 The best part? The artist encourages others to follow his method here. Enjoy!

What happens to your blood when a snake bites you?

Let's say you are walking in Africa, minding your own business... when suddenly a snake bites you. Let's put it this way: you are in trouble. Do you know why they call the black mamba snake "seven steps"? Because that's what you can do after you're bitten before you die.

Oh hai, black mamba!
As a way of showing you what the venom can do - in this short video below the break, they've put one (one) drop of a Russell's Viper's venom into a Petri dish of blood. The result is bloodcurdling (pun intended).

Your mobile as a steering wheel

Do you have an iPhone 4, 4S, 5 or an Android phone*?

Then go here on your PC. Follow the instructions (both in your PC and mobile), and enjoy.

Cool, huh?

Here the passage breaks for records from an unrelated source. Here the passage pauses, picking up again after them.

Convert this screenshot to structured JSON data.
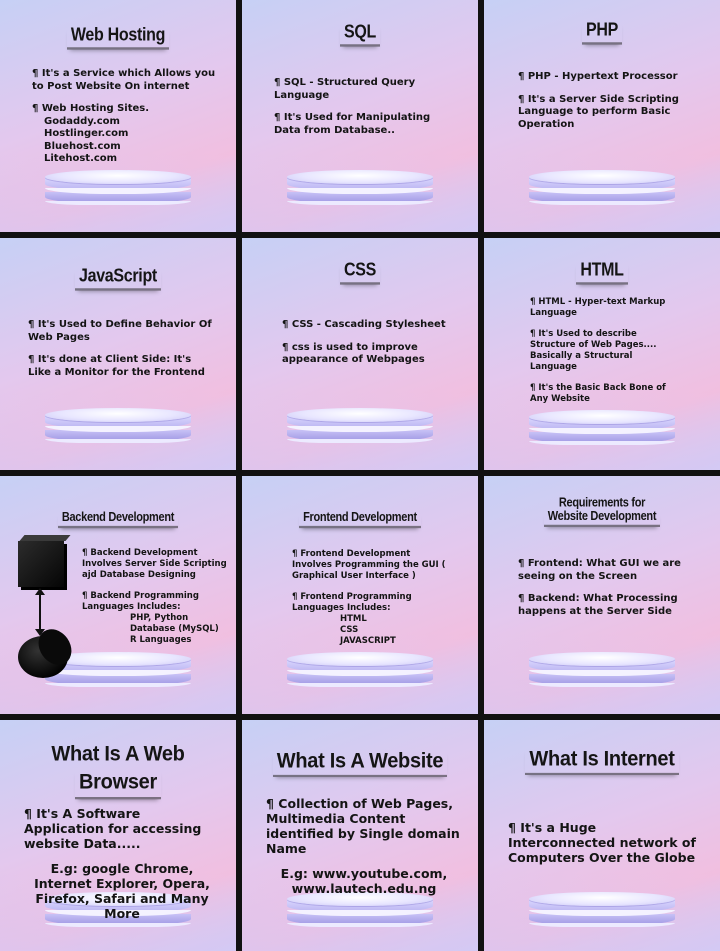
{
  "tiles": {
    "web_hosting": {
      "title": "Web Hosting",
      "line1": "¶ It's a Service which Allows you to Post Website On internet",
      "line2": "¶ Web Hosting Sites.",
      "sites": [
        "Godaddy.com",
        "Hostlinger.com",
        "Bluehost.com",
        "Litehost.com"
      ]
    },
    "sql": {
      "title": "SQL",
      "line1": "¶ SQL - Structured Query Language",
      "line2": "¶ It's Used for Manipulating Data from Database.."
    },
    "php": {
      "title": "PHP",
      "line1": "¶ PHP - Hypertext Processor",
      "line2": "¶ It's a Server Side Scripting Language to perform Basic Operation"
    },
    "javascript": {
      "title": "JavaScript",
      "line1": "¶ It's Used to Define Behavior Of Web Pages",
      "line2": "¶ It's done at Client Side: It's Like a Monitor for the Frontend"
    },
    "css": {
      "title": "CSS",
      "line1": "¶ CSS - Cascading Stylesheet",
      "line2": "¶ css is used to improve appearance of Webpages"
    },
    "html": {
      "title": "HTML",
      "line1": "¶ HTML - Hyper-text Markup Language",
      "line2": "¶ It's Used to describe Structure of Web Pages.... Basically a Structural Language",
      "line3": "¶ It's the Basic Back Bone of Any Website"
    },
    "backend": {
      "title": "Backend Development",
      "line1": "¶ Backend Development Involves Server Side Scripting ajd Database Designing",
      "line2": "¶ Backend Programming Languages Includes:",
      "langs": [
        "PHP, Python",
        "Database (MySQL)",
        "R Languages"
      ]
    },
    "frontend": {
      "title": "Frontend Development",
      "line1": "¶ Frontend Development Involves Programming the GUI ( Graphical User Interface )",
      "line2": "¶ Frontend Programming Languages Includes:",
      "langs": [
        "HTML",
        "CSS",
        "JAVASCRIPT"
      ]
    },
    "requirements": {
      "title_line1": "Requirements for",
      "title_line2": "Website Development",
      "line1": "¶ Frontend: What GUI we are seeing on the Screen",
      "line2": "¶ Backend: What Processing happens at the Server Side"
    },
    "browser": {
      "title_line1": "What Is A Web",
      "title_line2": "Browser",
      "line1": "¶ It's A Software Application for accessing website Data.....",
      "line2": "E.g: google Chrome, Internet Explorer, Opera, Firefox, Safari and Many More"
    },
    "website": {
      "title": "What Is A Website",
      "line1": "¶ Collection of Web Pages, Multimedia Content identified by Single domain Name",
      "line2": "E.g: www.youtube.com, www.lautech.edu.ng"
    },
    "internet": {
      "title": "What Is Internet",
      "line1": "¶ It's a Huge Interconnected network of Computers Over the Globe"
    }
  },
  "icons": [
    "server-cube-icon",
    "two-way-arrow-icon",
    "database-cylinder-icon"
  ]
}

(* works only with some Android models - my HTC One X works, for instance).

The story of the week: a twist on the "3 wishes" tale

I found this story in an anthology, and I think it's very well written. It was penned 111 years ago, so its English is a bit rusty (to-day, for instance) but the story has a good rhythm to it. I like how it begins, with the word "Without" replacing "outside" - it's the first time I've seen that use.

Did you like it? After the break, of course.

The power of the spoken word

I believe that Louis CK is a genius. He took Seinfeld's "comedy about nothing" and took it to new levels. And you can tell he is a genius because even when you only hear him, and can't see him, you have a laugh.

Do you like Louis CK?

Cause a chain reaction

If you want a website with a game that is 100% addictive, look no further than here.

I think I have never used the tag "Wasting Time" so appropriately - but bloody Hell, how addictive!

The song of the weekend: glass music (no, really!)

Wow. Luckily the guy in the beginning clarifies it is no playback, if not, I would have thought it a trick. A mazing.

Did you like it?

Three sci-fi movies to watch this year

The first one, with our favourite pixie, Tom Cruise: Oblivion

The second one with Will Smith and his son Jayden: After Earth

The third one (I heard about this one today and I am already salivating): Pacific Rim.

Which one/s will you see? In any case, let's put it this way - they can't be worse than Prometheus.

RSA Encryption... thanks to Fermat?

You may not know about the RSA encryption, but you certainly use it every day. It's the encryption with very long numbers that e-mail accounts and banks use to avoid being read by third parties.

This video below tells you how it woks in a beautiful and very simple way. You can then read more about it here, if you are interested.

For me, the most beautiful part of the video is that it tells how the RSA encryption was derived from a Theorem by Fermat (not his "Last Theorem", but the "Little Theorem"). It states that if you have a number x, and you elevate it to the power of P (P being prime), then

xP - x -> must be a multiple of P.

Example: 45 - 4 = 1024 - 4 = 1020, multiple of 5.

What a beautiful result, what simplicity - and like the video says, how useful it became!